“In the slow decline of my physical strength, internally, I am on a pilgrimage to the House (of the Lord),” Joseph Ratzinger wrote in a letter published in the Corriere della Sera daily, which had told him many readers were concerned about his health.
The former pope, who will turn 91 in April, said he was moved that “so many readers want to know how this last period of his life is going.”
“It is a great grace for me to be surrounded, in this last point of a sometimes tiring path, with affection and kindness that I would not have imagined,” Benedict added.
Since his resignation five years ago, the German-born pope has been living in a small monastery in the Vatican, with four nuns and his personal secretary, Georg Gaenswein.
Two years ago, Gaenswein reported that Benedict was “going out like a candle, slowly and serenely.
Benedict celebrates Mass every day, prays a lot, receives visitors in small numbers and responds to many letters.
He also listens to television news in the evening and reads several Catholic newspapers as well as theology publications.
A senior member of the Vatican clergy said last year that the pope emeritus “no longer has the control of his hands, he can no longer play the piano, he sees very badly, but he has perfect lucidity, he remembers everything.”

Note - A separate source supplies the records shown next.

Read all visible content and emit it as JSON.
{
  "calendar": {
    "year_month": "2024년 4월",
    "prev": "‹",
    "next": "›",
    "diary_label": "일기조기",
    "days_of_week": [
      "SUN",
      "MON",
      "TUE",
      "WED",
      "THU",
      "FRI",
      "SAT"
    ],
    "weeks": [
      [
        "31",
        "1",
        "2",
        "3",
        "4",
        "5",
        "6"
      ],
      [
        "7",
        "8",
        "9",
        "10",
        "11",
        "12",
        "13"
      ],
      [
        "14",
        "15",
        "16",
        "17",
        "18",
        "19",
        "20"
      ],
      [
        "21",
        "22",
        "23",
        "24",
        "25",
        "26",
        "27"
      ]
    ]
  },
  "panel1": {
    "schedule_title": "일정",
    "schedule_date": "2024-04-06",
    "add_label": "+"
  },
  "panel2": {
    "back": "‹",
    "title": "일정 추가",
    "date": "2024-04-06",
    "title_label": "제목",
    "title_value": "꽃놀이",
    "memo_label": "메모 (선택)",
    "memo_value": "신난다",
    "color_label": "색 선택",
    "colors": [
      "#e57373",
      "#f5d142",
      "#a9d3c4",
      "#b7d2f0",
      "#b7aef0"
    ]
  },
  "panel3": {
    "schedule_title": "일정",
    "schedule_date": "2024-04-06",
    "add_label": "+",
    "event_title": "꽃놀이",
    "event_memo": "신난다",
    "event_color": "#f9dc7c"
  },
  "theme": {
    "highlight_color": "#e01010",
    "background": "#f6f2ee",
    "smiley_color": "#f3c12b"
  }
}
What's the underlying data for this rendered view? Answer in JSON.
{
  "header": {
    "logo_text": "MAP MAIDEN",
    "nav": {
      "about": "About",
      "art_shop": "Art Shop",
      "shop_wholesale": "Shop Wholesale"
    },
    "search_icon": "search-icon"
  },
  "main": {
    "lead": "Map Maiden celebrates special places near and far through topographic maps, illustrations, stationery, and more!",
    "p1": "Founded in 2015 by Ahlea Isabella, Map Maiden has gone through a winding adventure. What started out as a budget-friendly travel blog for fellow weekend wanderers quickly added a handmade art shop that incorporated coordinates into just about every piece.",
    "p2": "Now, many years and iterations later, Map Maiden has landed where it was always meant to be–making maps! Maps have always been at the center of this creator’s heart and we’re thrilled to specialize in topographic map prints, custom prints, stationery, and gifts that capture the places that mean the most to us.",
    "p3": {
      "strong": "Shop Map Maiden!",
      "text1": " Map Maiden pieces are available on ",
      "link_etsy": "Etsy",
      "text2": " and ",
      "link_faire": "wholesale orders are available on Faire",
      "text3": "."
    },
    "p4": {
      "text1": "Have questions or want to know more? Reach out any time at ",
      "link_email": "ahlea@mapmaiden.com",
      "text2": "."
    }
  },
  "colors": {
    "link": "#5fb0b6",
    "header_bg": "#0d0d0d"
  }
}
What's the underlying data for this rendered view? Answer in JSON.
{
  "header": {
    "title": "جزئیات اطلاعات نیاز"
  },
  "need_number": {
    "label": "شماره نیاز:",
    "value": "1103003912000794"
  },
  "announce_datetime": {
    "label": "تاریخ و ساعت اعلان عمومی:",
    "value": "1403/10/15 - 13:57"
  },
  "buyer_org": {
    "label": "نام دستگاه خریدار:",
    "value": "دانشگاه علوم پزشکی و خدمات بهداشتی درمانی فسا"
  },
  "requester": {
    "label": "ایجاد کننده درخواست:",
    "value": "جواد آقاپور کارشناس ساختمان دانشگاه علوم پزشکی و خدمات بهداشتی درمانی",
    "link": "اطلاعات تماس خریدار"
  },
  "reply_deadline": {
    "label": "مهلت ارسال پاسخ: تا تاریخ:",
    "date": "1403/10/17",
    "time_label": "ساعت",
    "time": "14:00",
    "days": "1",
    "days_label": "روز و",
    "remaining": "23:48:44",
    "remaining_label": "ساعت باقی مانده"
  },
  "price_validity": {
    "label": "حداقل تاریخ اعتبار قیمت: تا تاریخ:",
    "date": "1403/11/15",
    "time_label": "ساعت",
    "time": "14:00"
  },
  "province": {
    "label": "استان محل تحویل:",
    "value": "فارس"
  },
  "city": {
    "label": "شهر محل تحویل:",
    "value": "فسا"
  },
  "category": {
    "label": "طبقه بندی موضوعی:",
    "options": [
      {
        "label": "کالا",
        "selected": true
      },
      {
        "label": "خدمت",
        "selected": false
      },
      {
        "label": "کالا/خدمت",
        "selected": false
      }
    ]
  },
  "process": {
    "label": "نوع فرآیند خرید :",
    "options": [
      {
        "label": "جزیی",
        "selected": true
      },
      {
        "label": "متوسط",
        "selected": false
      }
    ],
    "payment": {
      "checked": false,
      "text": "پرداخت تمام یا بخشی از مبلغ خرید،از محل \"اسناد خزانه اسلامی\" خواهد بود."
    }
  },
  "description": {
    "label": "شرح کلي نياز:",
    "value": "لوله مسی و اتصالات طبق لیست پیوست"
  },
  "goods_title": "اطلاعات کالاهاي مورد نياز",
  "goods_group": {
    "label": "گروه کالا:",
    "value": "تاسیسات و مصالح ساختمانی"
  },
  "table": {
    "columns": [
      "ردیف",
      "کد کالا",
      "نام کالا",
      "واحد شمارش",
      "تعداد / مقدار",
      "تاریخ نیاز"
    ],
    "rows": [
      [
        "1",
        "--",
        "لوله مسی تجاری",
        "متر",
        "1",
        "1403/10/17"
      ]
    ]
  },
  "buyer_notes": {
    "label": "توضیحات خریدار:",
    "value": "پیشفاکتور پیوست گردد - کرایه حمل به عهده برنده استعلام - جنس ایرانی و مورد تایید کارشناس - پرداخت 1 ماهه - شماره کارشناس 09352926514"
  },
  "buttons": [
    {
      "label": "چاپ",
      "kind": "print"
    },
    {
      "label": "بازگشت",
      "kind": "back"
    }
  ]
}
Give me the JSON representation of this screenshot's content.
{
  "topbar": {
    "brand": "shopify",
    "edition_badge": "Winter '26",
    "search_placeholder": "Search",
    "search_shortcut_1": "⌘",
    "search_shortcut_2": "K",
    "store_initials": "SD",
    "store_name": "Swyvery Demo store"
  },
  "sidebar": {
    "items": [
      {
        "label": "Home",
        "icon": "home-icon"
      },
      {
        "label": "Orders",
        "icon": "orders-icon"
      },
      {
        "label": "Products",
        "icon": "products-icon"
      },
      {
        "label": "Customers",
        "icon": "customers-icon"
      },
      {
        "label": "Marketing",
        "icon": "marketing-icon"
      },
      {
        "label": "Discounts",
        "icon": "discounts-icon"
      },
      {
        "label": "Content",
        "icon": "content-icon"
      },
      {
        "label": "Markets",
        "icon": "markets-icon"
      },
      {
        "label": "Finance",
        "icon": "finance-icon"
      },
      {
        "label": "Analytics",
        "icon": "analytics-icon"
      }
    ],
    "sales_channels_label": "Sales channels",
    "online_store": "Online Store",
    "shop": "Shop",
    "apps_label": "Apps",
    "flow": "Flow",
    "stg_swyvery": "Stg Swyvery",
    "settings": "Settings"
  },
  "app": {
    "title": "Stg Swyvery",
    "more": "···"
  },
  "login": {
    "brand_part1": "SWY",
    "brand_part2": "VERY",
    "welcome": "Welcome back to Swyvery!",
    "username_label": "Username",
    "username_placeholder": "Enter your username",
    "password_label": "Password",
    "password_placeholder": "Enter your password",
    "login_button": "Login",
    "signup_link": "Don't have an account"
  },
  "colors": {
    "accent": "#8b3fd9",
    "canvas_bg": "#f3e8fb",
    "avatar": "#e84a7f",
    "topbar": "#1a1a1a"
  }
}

In 2013, Benedict became the first head of the church to resign in seven centuries, amid speculation he was on the verge of a nervous breakdown, unable to cope at the top of an institution beset by scandals.